[Problem requirements] The answer must consist of every line below containing "size".

[Data records]
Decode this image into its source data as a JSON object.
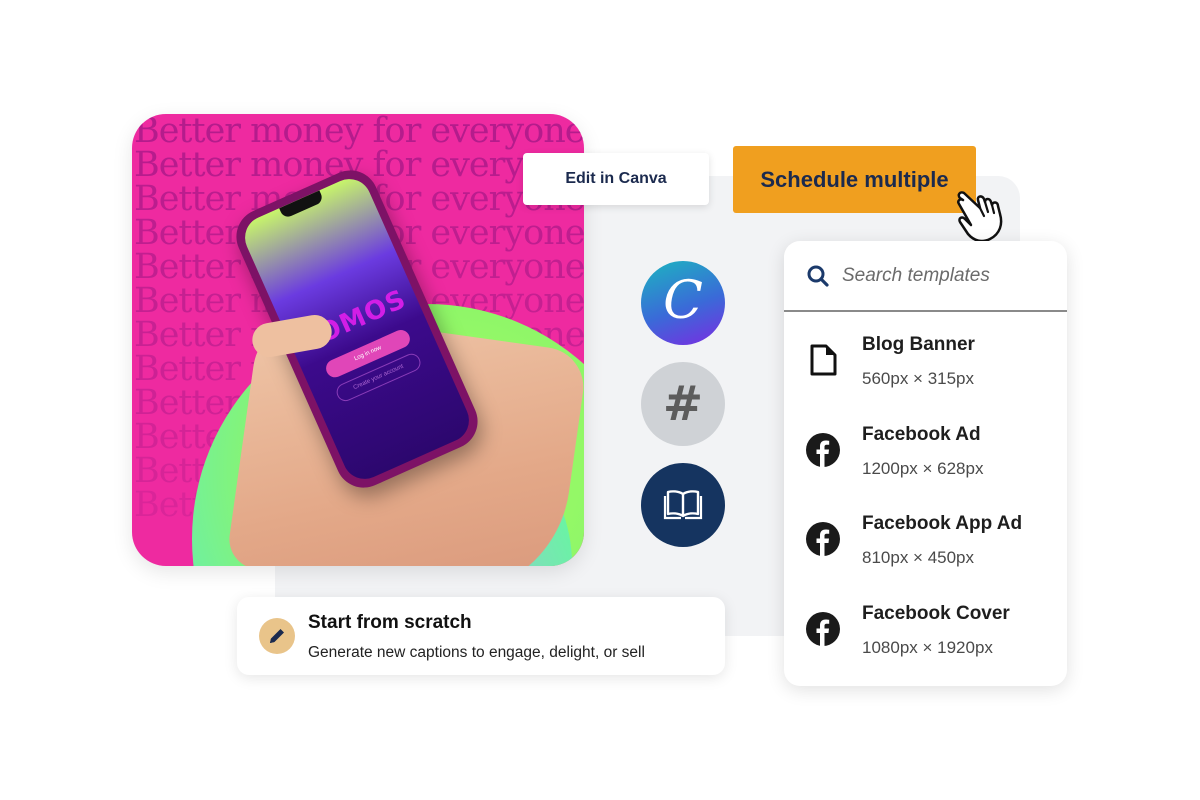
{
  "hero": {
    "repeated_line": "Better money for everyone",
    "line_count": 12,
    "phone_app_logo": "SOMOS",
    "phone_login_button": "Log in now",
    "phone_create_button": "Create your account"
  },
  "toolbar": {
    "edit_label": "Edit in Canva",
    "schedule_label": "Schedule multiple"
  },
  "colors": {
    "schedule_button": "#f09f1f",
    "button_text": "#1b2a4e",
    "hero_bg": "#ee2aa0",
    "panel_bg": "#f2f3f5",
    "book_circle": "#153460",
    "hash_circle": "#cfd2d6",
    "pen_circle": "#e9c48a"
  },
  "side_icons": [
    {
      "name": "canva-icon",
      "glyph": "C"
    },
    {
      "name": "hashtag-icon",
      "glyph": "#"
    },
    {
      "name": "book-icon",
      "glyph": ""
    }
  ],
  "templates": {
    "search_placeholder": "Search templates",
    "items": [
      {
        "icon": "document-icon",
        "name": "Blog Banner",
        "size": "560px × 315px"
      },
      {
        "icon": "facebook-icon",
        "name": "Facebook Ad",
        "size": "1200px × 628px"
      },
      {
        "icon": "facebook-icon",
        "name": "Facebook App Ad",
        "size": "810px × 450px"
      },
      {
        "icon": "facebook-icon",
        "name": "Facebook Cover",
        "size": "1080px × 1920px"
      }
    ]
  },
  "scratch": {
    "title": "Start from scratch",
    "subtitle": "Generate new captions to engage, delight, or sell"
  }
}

[Result of the exercise]
        "size": "560px × 315px"
        "size": "1200px × 628px"
        "size": "810px × 450px"
        "size": "1080px × 1920px"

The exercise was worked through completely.